[Work item]
An exact copy of the listing below is required, minus its pictures.

-------

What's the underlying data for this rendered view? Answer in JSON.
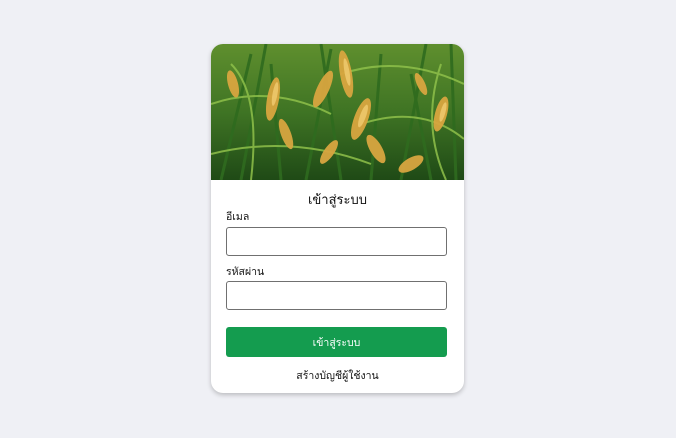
{
  "login": {
    "image_alt": "rice field",
    "title": "เข้าสู่ระบบ",
    "email_label": "อีเมล",
    "email_value": "",
    "password_label": "รหัสผ่าน",
    "password_value": "",
    "submit_label": "เข้าสู่ระบบ",
    "register_link": "สร้างบัญชีผู้ใช้งาน"
  },
  "colors": {
    "background": "#eff0f5",
    "card": "#ffffff",
    "button": "#149c4f",
    "button_text": "#ffffff"
  }
}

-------

[Written reply]
What's the underlying data for this rendered view? Answer in JSON.
{
  "login": {
    "image_alt": "rice field",
    "title": "เข้าสู่ระบบ",
    "email_label": "อีเมล",
    "email_value": "",
    "password_label": "รหัสผ่าน",
    "password_value": "",
    "submit_label": "เข้าสู่ระบบ",
    "register_link": "สร้างบัญชีผู้ใช้งาน"
  },
  "colors": {
    "background": "#eff0f5",
    "card": "#ffffff",
    "button": "#149c4f",
    "button_text": "#ffffff"
  }
}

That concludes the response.